Data about app and page elements:
□ □ □ □ □ □ □

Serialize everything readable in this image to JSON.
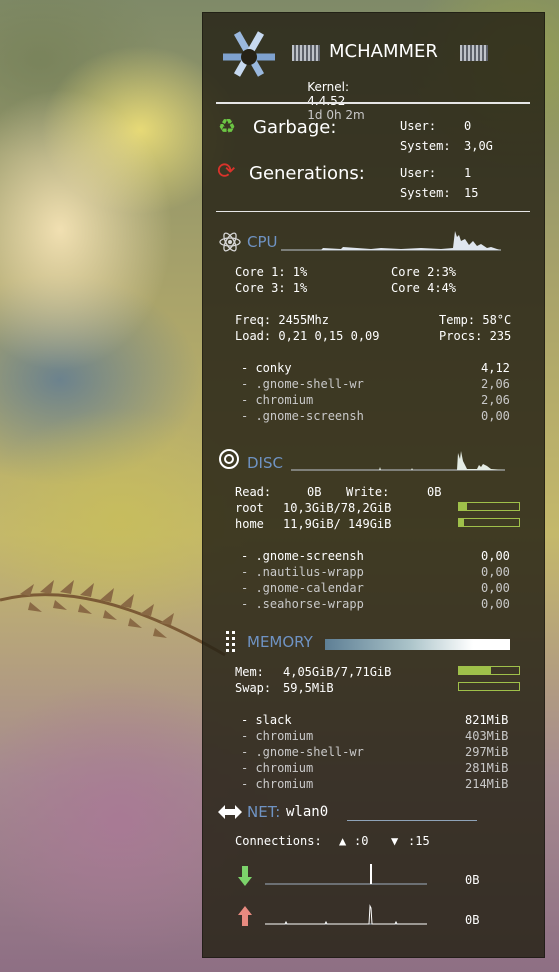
{
  "header": {
    "username": "MCHAMMER",
    "kernel_label": "Kernel:",
    "kernel_version": "4.4.52",
    "uptime": "1d 0h 2m"
  },
  "nix": {
    "garbage_label": "Garbage:",
    "garbage_user_label": "User:",
    "garbage_user_value": "0",
    "garbage_system_label": "System:",
    "garbage_system_value": "3,0G",
    "generations_label": "Generations:",
    "generations_user_label": "User:",
    "generations_user_value": "1",
    "generations_system_label": "System:",
    "generations_system_value": "15"
  },
  "cpu": {
    "title": "CPU",
    "core1": "Core 1: 1%",
    "core2": "Core 2:3%",
    "core3": "Core 3: 1%",
    "core4": "Core 4:4%",
    "freq": "Freq: 2455Mhz",
    "temp": "Temp: 58°C",
    "load": "Load: 0,21 0,15 0,09",
    "procs": "Procs: 235",
    "processes": [
      {
        "name": "- conky",
        "value": "4,12"
      },
      {
        "name": "- .gnome-shell-wr",
        "value": "2,06"
      },
      {
        "name": "- chromium",
        "value": "2,06"
      },
      {
        "name": "- .gnome-screensh",
        "value": "0,00"
      }
    ]
  },
  "disc": {
    "title": "DISC",
    "read_label": "Read:",
    "read_value": "0B",
    "write_label": "Write:",
    "write_value": "0B",
    "root_label": "root",
    "root_usage": "10,3GiB/78,2GiB",
    "root_fraction": 0.13,
    "home_label": "home",
    "home_usage": "11,9GiB/ 149GiB",
    "home_fraction": 0.08,
    "processes": [
      {
        "name": "- .gnome-screensh",
        "value": "0,00"
      },
      {
        "name": "- .nautilus-wrapp",
        "value": "0,00"
      },
      {
        "name": "- .gnome-calendar",
        "value": "0,00"
      },
      {
        "name": "- .seahorse-wrapp",
        "value": "0,00"
      }
    ]
  },
  "memory": {
    "title": "MEMORY",
    "mem_label": "Mem:",
    "mem_usage": "4,05GiB/7,71GiB",
    "mem_fraction": 0.53,
    "swap_label": "Swap:",
    "swap_usage": "59,5MiB",
    "swap_fraction": 0.0,
    "processes": [
      {
        "name": "- slack",
        "value": "821MiB"
      },
      {
        "name": "- chromium",
        "value": "403MiB"
      },
      {
        "name": "- .gnome-shell-wr",
        "value": "297MiB"
      },
      {
        "name": "- chromium",
        "value": "281MiB"
      },
      {
        "name": "- chromium",
        "value": "214MiB"
      }
    ]
  },
  "net": {
    "title": "NET:",
    "interface": "wlan0",
    "connections_label": "Connections:",
    "connections_in": ":0",
    "connections_out": ":15",
    "down_value": "0B",
    "up_value": "0B"
  },
  "colors": {
    "accent": "#6f93c3",
    "bar": "#9fc04a",
    "recycle": "#6cc644",
    "generations": "#d9332b",
    "down_arrow": "#7cd36b",
    "up_arrow": "#e88a80"
  },
  "icons": {
    "logo": "nixos-snowflake-icon",
    "garbage": "recycle-icon",
    "generations": "refresh-icon",
    "cpu": "atom-icon",
    "disc": "disc-icon",
    "memory": "memory-dots-icon",
    "net": "double-arrow-icon",
    "download": "down-arrow-icon",
    "upload": "up-arrow-icon"
  }
}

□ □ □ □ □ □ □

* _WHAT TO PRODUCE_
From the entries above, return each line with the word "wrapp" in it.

* _YOUR SOLUTION_
        "name": "- .nautilus-wrapp",
        "name": "- .seahorse-wrapp",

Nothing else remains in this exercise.